Others were fulfilled in type — one thing representing another.
Isaiah 40:3-4, for an extreme example, predicts that valleys will be raised and mountains brought low.
Luke 3:4-6 indicates that this prophecy in Isaiah was fulfilled by the preaching of John the Baptist.
The valleys and mountains of Isaiah 40:3-4 are apparently symbols for something else and therefore not to be taken literally.
The apostle John saw a beast coming, out of the sea (Revelation 13:1) and another beast out of the earth (verse 11). Were the animals real, or only a vision? Were they literal or symbolic?
If we interpret the prophecy literally, we might think that this is referring to some type of strange monster.
But few students of the Bible would interpret these beasts literally as strange and fearful animal-type figures.
Instead, we are to understand them spiritually through the symbolic pictures that are represented there.
And yet where would we find those sections of the bible where one would interpret it literally?
It would be quite obvious that one would certainly understand the Ten Commandments in a literal fashion.
For each and every one of them is plain and direct in how they are laid out.
If God says that there are to be no other gods before Him, then how else can that be understood?
If one is commanded not to kill then surely there is no other understanding that what is laid out through the commandment.
Of course we see the fulfillment laid out when Jesus told his disciples that whoever hates his brother has already committed murder.
He goes on further to say that whoever looks upon a woman lustfully has committed adultery with her in his heart.

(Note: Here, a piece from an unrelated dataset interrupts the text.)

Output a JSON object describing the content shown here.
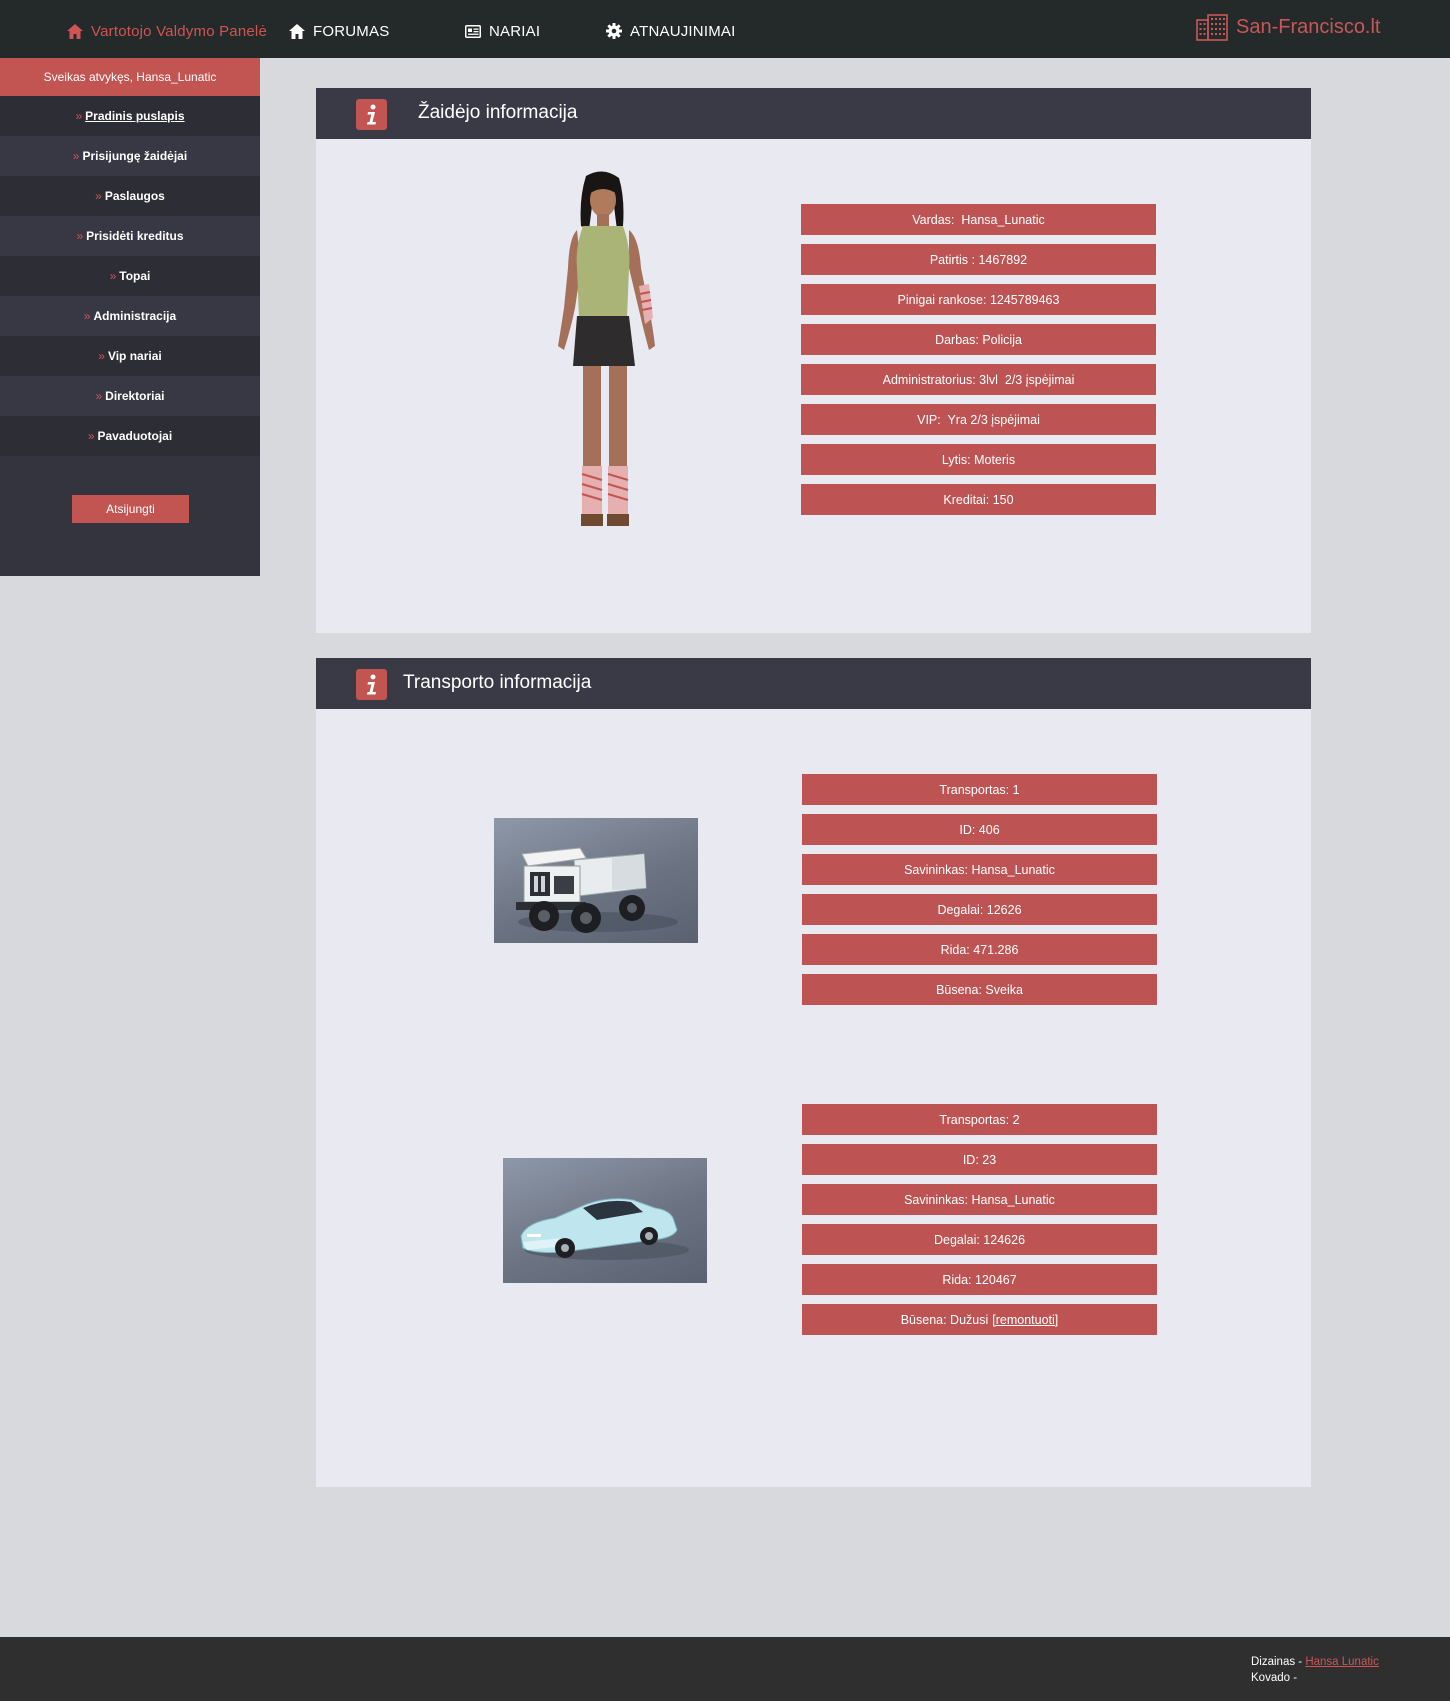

The story of The Tower of Babel was absolutely literal and that it accurately explains why people have different languages.
There are countless sections of the bible where one would understand what is written down in a literal sense.
In the historical books of the bible we see the accounts of various kings and how some fell prey to violence and deceit, while others chose to follow after God, as we see in the life of King David.
We hear of the account of Abraham and how he was ready to sacrifice his only son Isaac, and we know that it actually happened, and yet we see the spiritual relevance to this act seen where God gave His only Son as a sacrifice for us.
All-and-all, most of us know that the word of God is written in such a way that it is spiritually discerned and that oftentimes, there is a deeper meaning implied even when the words and phrases may seem at first to be quite plain.
Much of this is seen in the writings of the prophets as the visual implications and word pictures portray the heart and mind of God towards His people.
And yet even in the midst of these prophecies, we see the fulfillment of the destruction of various kings and kingdoms, the captivity of Israel into Babylon, and the prediction fulfilled of Jesus as He came in the form of a lowly servant to take on the sins of the world.
~ Stephen Hanson
Stephen Hanson ofIn His Truth Ministriescame to The LORD is a special way in 1975 and has prophesied regularly since. In these end-time birthing pangs we are reminded that judgment must first begin with the household of God. Will we be prepared and ready?